Using は as a topic particle


#1

Hi everyone!

Just when I thought I was staring to understand basic grammar I see that this sentence 私はお茶です

Apparently it translates better as “I will have tea” instead of “I am tea”. Can anyone explain to me why this is the case? I understand that this translation makes more sense, but why is it using です instead of another verb that translates as “to have”. Can です double as “to have” with something else added to the sentence to imply the more uncommon translation of being tea or am I missing something here?

Thanks!


#2

This is something which confused me when I first came across it as well, but you need to think about what は means. If something is the topic of a conversation, it isn’t necessarily the subject. Saying 私がお茶です would almost definitely mean “I am tea”.

If you translate は as “as for”, you may get a better idea of the meaning. “As for me, it is tea” as in, whatever is being had, for you it is tea.


#3

は is a topic indicator. It simply lists what the topic is, not the subject. So it wouldn’t translate at “I am green tea” where “I” is the subject but instead “‘Concerning me’, green tea” where “I/me” is the topic.

Tae Kim video:

As for です, it’s a bit harder to explain. I had it explained to me that is basically means “to be”, but that would imply it is a verb (which is really isn’t). Let’s say for now that it is a word added to the end of sentences to make the sentence more polite. Here, it makes the sentence a polite declaration that for I, green tea. Read Tae Kim and/or Genki for more information and when you can use です.


#4

Would that mean that you can leave "私は” out.
And that “お茶です.” would still be a complete sentence meaning “I will have tea?” ?
Assuming that it is about me because of context.


#5

AH! Thank you! The resource I was using was saying something along these lines but I couldn’t understand what they were implying, the way you’ve worded it makes it make more sense. Thank you!


#6

Good question! I am also interested in the response!


#7

Think like this: mentioning who’s doing the action is a bonus in Japanese. When the context is obvious, you won’t see anything mentioning the subject.

The example “お茶です” can mean “I/She/He/They will have tea.” How do you find out which one it is?

Well, if you’re talking to your friend, the obvious context would be “I’ll have tea.” If you were talking about the people on the table beside you, then you would probably add the subject in order for your friend to understand who you’re talking about.

My 2 cents though.


#8

Yes, a lot of things are assumed from context in Japanese, and by saying 私はお茶です, it would mean “As for me, it’s tea”, and as a more contextual interpretation it can be “It will be tea for me” or “I will have tea”

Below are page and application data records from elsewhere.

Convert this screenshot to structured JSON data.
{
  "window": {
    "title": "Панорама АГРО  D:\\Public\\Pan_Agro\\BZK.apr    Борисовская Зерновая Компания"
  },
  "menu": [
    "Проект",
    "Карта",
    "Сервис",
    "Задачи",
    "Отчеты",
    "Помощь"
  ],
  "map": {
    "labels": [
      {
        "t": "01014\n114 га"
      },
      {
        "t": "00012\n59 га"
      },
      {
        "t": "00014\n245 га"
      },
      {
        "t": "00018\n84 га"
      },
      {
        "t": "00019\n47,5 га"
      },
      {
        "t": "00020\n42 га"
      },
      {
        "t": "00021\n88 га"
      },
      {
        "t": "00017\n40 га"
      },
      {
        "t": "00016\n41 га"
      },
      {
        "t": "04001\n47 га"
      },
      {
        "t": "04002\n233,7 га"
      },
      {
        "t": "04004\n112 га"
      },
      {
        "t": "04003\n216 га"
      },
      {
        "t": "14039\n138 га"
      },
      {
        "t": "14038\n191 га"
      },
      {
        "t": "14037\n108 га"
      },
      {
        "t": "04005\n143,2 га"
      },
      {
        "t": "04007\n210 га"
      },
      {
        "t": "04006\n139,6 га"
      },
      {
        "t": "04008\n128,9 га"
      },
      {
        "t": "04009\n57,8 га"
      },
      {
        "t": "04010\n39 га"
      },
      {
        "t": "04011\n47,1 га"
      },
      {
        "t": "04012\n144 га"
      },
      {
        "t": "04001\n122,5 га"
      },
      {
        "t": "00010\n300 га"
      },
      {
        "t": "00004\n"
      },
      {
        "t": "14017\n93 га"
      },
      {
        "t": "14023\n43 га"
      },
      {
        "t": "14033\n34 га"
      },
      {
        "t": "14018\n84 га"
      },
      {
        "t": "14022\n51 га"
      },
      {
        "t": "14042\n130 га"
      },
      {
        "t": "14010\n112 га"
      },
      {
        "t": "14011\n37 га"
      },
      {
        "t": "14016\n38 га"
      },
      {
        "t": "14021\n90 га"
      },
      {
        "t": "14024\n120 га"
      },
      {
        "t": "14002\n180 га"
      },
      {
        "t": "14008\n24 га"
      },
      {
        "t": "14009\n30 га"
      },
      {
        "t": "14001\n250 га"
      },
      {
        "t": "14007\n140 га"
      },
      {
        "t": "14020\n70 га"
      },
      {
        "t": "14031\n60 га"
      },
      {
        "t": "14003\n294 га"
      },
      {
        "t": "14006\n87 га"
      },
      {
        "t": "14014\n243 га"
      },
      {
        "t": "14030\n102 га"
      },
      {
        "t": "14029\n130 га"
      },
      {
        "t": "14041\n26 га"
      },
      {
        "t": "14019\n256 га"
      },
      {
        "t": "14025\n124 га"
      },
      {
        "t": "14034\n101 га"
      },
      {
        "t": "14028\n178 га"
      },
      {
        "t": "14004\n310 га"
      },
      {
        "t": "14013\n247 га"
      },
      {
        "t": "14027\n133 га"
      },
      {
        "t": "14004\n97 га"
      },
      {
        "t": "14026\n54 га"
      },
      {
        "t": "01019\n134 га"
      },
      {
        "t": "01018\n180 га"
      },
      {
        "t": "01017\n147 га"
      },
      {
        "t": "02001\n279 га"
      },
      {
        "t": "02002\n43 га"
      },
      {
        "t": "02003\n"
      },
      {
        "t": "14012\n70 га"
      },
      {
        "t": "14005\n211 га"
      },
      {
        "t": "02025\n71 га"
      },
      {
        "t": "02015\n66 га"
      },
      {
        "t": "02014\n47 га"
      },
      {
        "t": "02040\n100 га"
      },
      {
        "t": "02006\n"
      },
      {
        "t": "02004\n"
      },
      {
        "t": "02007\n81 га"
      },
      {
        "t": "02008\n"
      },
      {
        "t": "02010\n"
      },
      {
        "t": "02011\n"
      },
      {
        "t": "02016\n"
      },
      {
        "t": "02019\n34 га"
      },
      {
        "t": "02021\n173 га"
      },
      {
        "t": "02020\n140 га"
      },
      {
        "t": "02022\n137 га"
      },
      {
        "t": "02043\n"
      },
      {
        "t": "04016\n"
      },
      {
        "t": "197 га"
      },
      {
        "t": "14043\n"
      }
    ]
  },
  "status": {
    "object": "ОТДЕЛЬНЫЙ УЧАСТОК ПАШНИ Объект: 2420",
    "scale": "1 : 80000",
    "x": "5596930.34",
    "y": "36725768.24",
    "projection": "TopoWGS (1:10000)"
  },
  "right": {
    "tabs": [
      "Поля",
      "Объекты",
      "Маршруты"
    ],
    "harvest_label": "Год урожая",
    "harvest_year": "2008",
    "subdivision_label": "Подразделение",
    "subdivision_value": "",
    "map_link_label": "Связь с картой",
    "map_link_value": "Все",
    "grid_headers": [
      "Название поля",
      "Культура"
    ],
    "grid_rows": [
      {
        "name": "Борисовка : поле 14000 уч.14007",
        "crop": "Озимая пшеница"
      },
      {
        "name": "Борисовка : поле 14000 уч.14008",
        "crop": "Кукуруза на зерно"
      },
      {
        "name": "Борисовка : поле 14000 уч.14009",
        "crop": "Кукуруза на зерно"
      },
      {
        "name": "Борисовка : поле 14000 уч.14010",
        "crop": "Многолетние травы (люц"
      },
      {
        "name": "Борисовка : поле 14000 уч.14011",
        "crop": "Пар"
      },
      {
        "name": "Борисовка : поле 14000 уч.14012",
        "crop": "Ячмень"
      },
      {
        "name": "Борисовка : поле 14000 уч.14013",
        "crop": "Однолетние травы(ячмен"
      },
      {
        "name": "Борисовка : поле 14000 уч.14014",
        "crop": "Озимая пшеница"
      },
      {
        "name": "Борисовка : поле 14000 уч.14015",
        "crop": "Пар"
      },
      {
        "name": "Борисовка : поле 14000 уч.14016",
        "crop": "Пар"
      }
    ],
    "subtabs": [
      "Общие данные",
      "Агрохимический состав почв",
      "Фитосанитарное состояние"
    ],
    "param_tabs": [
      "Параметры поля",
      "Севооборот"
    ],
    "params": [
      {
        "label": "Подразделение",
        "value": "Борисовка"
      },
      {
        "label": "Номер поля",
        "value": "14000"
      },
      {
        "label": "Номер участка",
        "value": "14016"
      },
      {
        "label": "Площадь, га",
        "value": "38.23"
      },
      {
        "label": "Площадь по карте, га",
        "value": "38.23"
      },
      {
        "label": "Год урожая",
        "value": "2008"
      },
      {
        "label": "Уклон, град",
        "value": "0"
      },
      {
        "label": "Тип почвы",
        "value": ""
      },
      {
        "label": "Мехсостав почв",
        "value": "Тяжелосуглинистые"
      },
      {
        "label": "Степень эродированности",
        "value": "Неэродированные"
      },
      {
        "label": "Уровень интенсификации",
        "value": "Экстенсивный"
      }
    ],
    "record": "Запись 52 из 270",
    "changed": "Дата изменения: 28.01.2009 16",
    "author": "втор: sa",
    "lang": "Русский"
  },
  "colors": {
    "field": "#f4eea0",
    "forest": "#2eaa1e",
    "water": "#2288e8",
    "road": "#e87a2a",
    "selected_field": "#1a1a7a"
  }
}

Even in English, we don’t always say “I will have ____” when ordering, we also say things like “Coffee for me”, “It’s coffee for me”, “It’ll be coffee for me”, and it would still get the same idea across :tea::coffee:


#9

I would suggest not phrasing this way as は does not mark who is doing the action. Whatever is marked with は can also be the subject (が), the direct/indirect object (を/に), or merely the topic of the sentence. However, who / what is doing the action, and the は marked topic, can be the same.


#10

Yeah, agree. I probably generalized too much.


#11

4 people are ordering at a restaurant.

Customer 1 - 「ビールください」
Customer 2 - 「私もビール」
Customer 3 - 「お水」
Customer 4 - 「私はお茶です」


#12

It’s interesting to note (and totally off-topic, so feel free to ignore me) that water and tea get the politeness marker お, but beer doesn’t…
Is there a general rule for this? Is it because it is written in katakana? Or do only certain known words get the お / ご?


#13

No reasoning there. Just showing variety of different ways to voice order.


#14

Ah, I see. So would it be possible/okay to say 「おビールください」?


#15

I don’t think おビール is used at all. I’ve never heard it. お水 is just the normal way to say/request it.


#16

OK, that matches my expectations. Thanks for the clarification!


#17

I’m going to attach screenshots of a book called Unlocking Japanese that I think offer some clarity!







Particle question (が)
The difference between は and が particles